**What to do:** A verbatim copy of every entry is required.

**Records for the exercise:**
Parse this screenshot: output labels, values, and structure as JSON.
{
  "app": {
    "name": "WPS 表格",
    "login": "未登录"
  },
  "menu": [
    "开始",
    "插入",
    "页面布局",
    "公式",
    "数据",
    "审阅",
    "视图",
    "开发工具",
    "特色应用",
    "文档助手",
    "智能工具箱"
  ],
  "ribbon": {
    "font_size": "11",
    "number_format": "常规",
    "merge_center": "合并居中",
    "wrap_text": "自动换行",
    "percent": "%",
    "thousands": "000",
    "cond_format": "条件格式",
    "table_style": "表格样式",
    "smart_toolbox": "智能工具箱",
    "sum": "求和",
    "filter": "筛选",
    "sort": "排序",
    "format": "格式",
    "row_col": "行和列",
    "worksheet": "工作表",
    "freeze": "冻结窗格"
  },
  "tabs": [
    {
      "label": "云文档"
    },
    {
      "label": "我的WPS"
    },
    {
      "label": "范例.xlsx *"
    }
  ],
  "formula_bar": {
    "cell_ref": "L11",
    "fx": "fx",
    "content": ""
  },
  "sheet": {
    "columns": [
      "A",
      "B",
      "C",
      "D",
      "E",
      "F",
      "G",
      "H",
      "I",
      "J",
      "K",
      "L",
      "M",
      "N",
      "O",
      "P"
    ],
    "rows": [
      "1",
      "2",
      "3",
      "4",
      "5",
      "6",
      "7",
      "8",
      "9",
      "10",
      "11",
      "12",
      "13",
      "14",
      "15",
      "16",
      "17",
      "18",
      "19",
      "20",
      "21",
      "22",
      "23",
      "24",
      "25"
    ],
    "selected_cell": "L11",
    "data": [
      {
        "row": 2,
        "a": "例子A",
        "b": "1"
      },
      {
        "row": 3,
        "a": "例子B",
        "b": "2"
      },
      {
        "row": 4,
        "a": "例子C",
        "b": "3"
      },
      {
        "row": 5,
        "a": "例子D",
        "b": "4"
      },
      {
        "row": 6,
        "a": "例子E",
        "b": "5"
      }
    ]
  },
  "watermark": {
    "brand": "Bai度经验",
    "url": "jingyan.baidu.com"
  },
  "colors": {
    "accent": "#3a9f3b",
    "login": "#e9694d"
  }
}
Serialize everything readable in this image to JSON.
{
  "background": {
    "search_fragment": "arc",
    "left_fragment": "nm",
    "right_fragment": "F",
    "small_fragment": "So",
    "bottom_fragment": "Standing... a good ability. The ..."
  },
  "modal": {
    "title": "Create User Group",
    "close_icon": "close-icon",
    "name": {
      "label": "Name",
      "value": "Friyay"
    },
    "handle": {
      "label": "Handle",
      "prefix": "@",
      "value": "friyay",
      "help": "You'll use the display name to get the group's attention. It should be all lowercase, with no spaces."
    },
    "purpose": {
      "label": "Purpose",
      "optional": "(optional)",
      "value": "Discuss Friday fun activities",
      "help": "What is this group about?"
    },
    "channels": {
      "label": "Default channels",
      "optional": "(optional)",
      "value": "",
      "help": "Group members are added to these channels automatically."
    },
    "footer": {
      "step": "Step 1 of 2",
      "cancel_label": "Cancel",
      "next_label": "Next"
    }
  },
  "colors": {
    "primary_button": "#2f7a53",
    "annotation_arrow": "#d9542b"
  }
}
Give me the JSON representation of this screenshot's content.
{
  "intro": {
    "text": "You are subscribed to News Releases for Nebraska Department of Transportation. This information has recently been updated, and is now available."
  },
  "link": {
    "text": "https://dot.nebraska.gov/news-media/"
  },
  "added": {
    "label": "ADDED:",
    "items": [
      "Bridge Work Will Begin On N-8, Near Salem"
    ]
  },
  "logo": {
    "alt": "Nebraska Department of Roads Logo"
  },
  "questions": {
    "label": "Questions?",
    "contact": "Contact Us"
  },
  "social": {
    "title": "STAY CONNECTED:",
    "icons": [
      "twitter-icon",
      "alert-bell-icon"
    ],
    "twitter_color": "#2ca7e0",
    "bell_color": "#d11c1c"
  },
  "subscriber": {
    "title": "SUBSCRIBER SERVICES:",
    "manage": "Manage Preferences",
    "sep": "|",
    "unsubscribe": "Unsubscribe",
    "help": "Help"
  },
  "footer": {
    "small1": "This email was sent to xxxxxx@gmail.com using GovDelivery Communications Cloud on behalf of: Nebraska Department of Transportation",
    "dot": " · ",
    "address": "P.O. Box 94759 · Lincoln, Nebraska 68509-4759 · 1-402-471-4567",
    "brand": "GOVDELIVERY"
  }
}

**Reply to the task:**
Parse this screenshot: output labels, values, and structure as JSON.
{
  "app": {
    "name": "WPS 表格",
    "login": "未登录"
  },
  "menu": [
    "开始",
    "插入",
    "页面布局",
    "公式",
    "数据",
    "审阅",
    "视图",
    "开发工具",
    "特色应用",
    "文档助手",
    "智能工具箱"
  ],
  "ribbon": {
    "font_size": "11",
    "number_format": "常规",
    "merge_center": "合并居中",
    "wrap_text": "自动换行",
    "percent": "%",
    "thousands": "000",
    "cond_format": "条件格式",
    "table_style": "表格样式",
    "smart_toolbox": "智能工具箱",
    "sum": "求和",
    "filter": "筛选",
    "sort": "排序",
    "format": "格式",
    "row_col": "行和列",
    "worksheet": "工作表",
    "freeze": "冻结窗格"
  },
  "tabs": [
    {
      "label": "云文档"
    },
    {
      "label": "我的WPS"
    },
    {
      "label": "范例.xlsx *"
    }
  ],
  "formula_bar": {
    "cell_ref": "L11",
    "fx": "fx",
    "content": ""
  },
  "sheet": {
    "columns": [
      "A",
      "B",
      "C",
      "D",
      "E",
      "F",
      "G",
      "H",
      "I",
      "J",
      "K",
      "L",
      "M",
      "N",
      "O",
      "P"
    ],
    "rows": [
      "1",
      "2",
      "3",
      "4",
      "5",
      "6",
      "7",
      "8",
      "9",
      "10",
      "11",
      "12",
      "13",
      "14",
      "15",
      "16",
      "17",
      "18",
      "19",
      "20",
      "21",
      "22",
      "23",
      "24",
      "25"
    ],
    "selected_cell": "L11",
    "data": [
      {
        "row": 2,
        "a": "例子A",
        "b": "1"
      },
      {
        "row": 3,
        "a": "例子B",
        "b": "2"
      },
      {
        "row": 4,
        "a": "例子C",
        "b": "3"
      },
      {
        "row": 5,
        "a": "例子D",
        "b": "4"
      },
      {
        "row": 6,
        "a": "例子E",
        "b": "5"
      }
    ]
  },
  "watermark": {
    "brand": "Bai度经验",
    "url": "jingyan.baidu.com"
  },
  "colors": {
    "accent": "#3a9f3b",
    "login": "#e9694d"
  }
}
Serialize everything readable in this image to JSON.
{
  "background": {
    "search_fragment": "arc",
    "left_fragment": "nm",
    "right_fragment": "F",
    "small_fragment": "So",
    "bottom_fragment": "Standing... a good ability. The ..."
  },
  "modal": {
    "title": "Create User Group",
    "close_icon": "close-icon",
    "name": {
      "label": "Name",
      "value": "Friyay"
    },
    "handle": {
      "label": "Handle",
      "prefix": "@",
      "value": "friyay",
      "help": "You'll use the display name to get the group's attention. It should be all lowercase, with no spaces."
    },
    "purpose": {
      "label": "Purpose",
      "optional": "(optional)",
      "value": "Discuss Friday fun activities",
      "help": "What is this group about?"
    },
    "channels": {
      "label": "Default channels",
      "optional": "(optional)",
      "value": "",
      "help": "Group members are added to these channels automatically."
    },
    "footer": {
      "step": "Step 1 of 2",
      "cancel_label": "Cancel",
      "next_label": "Next"
    }
  },
  "colors": {
    "primary_button": "#2f7a53",
    "annotation_arrow": "#d9542b"
  }
}
Give me the JSON representation of this screenshot's content.
{
  "intro": {
    "text": "You are subscribed to News Releases for Nebraska Department of Transportation. This information has recently been updated, and is now available."
  },
  "link": {
    "text": "https://dot.nebraska.gov/news-media/"
  },
  "added": {
    "label": "ADDED:",
    "items": [
      "Bridge Work Will Begin On N-8, Near Salem"
    ]
  },
  "logo": {
    "alt": "Nebraska Department of Roads Logo"
  },
  "questions": {
    "label": "Questions?",
    "contact": "Contact Us"
  },
  "social": {
    "title": "STAY CONNECTED:",
    "icons": [
      "twitter-icon",
      "alert-bell-icon"
    ],
    "twitter_color": "#2ca7e0",
    "bell_color": "#d11c1c"
  },
  "subscriber": {
    "title": "SUBSCRIBER SERVICES:",
    "manage": "Manage Preferences",
    "sep": "|",
    "unsubscribe": "Unsubscribe",
    "help": "Help"
  },
  "footer": {
    "small1": "This email was sent to xxxxxx@gmail.com using GovDelivery Communications Cloud on behalf of: Nebraska Department of Transportation",
    "dot": " · ",
    "address": "P.O. Box 94759 · Lincoln, Nebraska 68509-4759 · 1-402-471-4567",
    "brand": "GOVDELIVERY"
  }
}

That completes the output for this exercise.